The premise may sound familiar: 50 Shades of Grey is widely acknowledged as, at the very least, owing its title to Secretary. But while 50 Shades of Grey portrays an unhealthy, toxic, and superficial idea of a BDSM affair, Secretary maintains that consent must be at the core of any relationship. And ultimately for Lee and Edward, BDSM becomes a way for them to communicate and overcome their individual pain, and unite stronger as a vulnerable, loving whole.

Genre: Comedy, Drama, Romance

Actor: Amy Locane, Ezra Buzzington, James Spader, Jeremy Davies, Jessica Tuck, Julene Renee, Lacey Kohl, Lauren Cohn, Lesley Ann Warren, Lily Knight, Maggie Gyllenhaal, Mary Joy, Michael Mantell, Osgood Perkins, Oz Perkins, Patrick Bauchau, Sabrina Grdevich, Stephen McHattie

Director: Steven Shainberg

Rating: R

One of the many good movies from director Edgar Wright - if you loved Shaun of the Dead, then this Buddy-Cop Homage will make you double over (and question humanity – or lack, thereof) just as much.
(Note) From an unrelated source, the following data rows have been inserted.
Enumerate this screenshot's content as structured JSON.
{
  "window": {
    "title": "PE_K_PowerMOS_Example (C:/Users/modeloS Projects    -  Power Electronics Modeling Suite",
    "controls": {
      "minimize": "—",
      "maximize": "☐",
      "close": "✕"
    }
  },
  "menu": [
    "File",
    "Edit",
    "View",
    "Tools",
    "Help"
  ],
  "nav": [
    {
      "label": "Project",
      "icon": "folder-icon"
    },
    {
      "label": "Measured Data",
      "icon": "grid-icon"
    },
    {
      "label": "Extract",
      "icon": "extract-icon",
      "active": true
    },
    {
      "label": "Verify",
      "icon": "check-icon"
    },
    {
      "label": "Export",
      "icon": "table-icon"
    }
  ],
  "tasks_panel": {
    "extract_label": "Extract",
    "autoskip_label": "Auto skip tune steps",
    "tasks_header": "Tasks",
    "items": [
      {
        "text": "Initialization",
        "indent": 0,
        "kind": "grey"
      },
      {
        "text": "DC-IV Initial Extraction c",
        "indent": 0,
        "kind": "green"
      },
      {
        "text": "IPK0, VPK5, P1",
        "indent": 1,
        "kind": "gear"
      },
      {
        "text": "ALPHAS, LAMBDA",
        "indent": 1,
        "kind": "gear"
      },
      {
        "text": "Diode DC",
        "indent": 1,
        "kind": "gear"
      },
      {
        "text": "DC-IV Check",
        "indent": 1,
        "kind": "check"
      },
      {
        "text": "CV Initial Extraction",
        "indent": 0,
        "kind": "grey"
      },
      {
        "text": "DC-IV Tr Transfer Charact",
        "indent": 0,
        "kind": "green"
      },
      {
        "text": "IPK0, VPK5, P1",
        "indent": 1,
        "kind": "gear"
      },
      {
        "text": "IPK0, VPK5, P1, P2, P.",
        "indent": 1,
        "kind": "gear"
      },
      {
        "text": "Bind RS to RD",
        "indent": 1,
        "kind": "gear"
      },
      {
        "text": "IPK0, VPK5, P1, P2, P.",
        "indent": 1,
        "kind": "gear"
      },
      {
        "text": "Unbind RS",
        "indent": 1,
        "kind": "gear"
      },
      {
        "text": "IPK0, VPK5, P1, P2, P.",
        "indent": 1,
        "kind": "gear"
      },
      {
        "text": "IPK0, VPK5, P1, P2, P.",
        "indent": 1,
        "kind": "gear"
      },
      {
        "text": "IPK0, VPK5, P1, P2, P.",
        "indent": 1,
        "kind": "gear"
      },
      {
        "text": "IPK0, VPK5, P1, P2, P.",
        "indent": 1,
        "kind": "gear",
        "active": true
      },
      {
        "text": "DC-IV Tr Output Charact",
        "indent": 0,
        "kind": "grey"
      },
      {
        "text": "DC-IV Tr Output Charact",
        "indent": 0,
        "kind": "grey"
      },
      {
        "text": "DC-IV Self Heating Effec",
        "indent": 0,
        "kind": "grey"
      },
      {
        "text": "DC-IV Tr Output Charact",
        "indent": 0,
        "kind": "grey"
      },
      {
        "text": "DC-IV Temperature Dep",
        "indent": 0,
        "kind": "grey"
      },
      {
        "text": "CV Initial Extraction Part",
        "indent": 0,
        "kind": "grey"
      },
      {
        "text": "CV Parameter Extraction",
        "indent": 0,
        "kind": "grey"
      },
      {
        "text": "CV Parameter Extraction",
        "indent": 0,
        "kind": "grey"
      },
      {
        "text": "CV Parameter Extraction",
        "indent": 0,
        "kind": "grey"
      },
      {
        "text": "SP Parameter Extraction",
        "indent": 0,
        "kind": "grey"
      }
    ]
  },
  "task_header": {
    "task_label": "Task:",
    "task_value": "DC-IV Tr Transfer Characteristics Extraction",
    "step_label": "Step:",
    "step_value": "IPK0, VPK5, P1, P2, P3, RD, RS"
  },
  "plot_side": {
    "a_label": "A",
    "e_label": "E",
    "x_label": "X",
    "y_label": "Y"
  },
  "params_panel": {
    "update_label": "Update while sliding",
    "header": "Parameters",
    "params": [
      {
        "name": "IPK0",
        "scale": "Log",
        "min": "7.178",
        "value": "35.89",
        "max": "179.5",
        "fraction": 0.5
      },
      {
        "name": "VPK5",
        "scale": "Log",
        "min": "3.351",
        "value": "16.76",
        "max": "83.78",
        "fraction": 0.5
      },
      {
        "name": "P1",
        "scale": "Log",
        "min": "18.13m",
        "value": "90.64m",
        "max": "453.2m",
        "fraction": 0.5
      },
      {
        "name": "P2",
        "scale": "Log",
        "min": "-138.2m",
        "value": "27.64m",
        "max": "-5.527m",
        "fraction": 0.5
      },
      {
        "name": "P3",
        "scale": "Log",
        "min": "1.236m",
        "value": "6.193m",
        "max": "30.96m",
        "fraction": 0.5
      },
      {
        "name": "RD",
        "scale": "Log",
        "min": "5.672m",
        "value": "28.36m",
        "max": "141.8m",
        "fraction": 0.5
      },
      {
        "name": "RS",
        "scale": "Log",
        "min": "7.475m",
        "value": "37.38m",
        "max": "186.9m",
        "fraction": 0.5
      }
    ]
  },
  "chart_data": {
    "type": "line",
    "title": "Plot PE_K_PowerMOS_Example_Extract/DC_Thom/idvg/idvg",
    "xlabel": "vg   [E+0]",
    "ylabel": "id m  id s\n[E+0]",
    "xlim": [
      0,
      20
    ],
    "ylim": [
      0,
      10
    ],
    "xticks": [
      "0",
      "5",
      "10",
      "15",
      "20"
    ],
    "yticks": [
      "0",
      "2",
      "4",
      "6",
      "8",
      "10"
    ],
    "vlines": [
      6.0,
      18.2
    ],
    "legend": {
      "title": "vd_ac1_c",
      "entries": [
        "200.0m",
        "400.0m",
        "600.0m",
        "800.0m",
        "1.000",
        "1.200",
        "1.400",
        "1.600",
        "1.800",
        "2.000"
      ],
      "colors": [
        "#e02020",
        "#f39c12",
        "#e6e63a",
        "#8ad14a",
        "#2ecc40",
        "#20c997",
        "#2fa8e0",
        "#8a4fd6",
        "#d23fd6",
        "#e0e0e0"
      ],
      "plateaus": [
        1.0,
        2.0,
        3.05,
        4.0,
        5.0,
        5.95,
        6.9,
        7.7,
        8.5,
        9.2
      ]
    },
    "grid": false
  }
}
Sandford is a small English village with the lowest crime and murder rates, so when overachieving police Nicholas Angel (Simon Pegg) gets sent there because he was so good he intimidated those around him, he just about loses it. From car-chasing, bone-thrilling, head-blowing action, he graduates to swan-calling, thrill-seeking, sleep-inducing madness. But all that’s about to change – for the worse? For the better? You decide. An obscenely funny flick that has an intriguing plot and an even greater set of characters, Hot Fuzz wasn’t named the best film of the Cornetto trilogy for nothing, clearly cementing Pegg and Nick Frost as the ultimate action duo of the genre.

Genre: Action, Comedy, Crime, Mystery

Actor: Adam Buxton, Alice Lowe, Anne Reid, Ben McKay, Bill Bailey, Bill Nighy, Billie Whitelaw, Cate Blanchett, Chris Waitt, Colin Michael Carmichael, David Bradley, David Threlfall, Edgar Wright, Edward Woodward, Eric Mason, Garth Jennings, Graham Low, Jim Broadbent, Joe Cornish, Julia Deakin, Karl Johnson, Kenneth Cranham, Kevin Eldon, Lorraine Hilton, Lucy Punch, Maria Charles, Martin Freeman, Nick Frost, Olivia Colman, Paddy Considine, Patricia Franklin, Paul Freeman, Peter Jackson, Peter Wight, Rafe Spall, Robert Popper, Ron Cook, Rory McCann, Simon Pegg, Stephen Merchant, Steve Coogan, Stuart Wilson, Tim Barlow, Timothy Dalton

Director: Edgar Wright

Rating: R

Craig Foster’s bond with an octopus takes the spotlight in this heartfelt documentary set in the cold seas of South Africa. The title hints at the nature of this bond: the tentacled creature shows the human outsider the ropes in her watery den.

Both parties have an endless curiosity about one another, giving the filmmakers Pippa Ehrlich and James Reed much fuel for this sentimental doc. My Octopus Teacher features Foster diving in the ocean every day and waxing poetic through voiceovers about the remarkable ability of a wild animal to connect with him. This all takes place amidst his obsessive mapping of said animal’s habitat during what appears to be a mid-life crisis. It’s beautiful, yes, both visually and in its message of nature being something we can connect with to find meaning, but much of the story revolves around what Foster feels the octopus is doing in relation to him, and not about what it’s doing, period. The documentary becomes an exercise in making something that exists peacefully in its own little world all about some guy.

For a film that centers on an unlikely emotional attachment, it does explore the ocean and present the adventures one can embark on due to curiosity. Despite its faults, it manages to be informative and shows off gorgeous underwater cinematography.

Genre: Documentary

Director: James Reed, Philippa Ehrlich, Pippa Ehrlich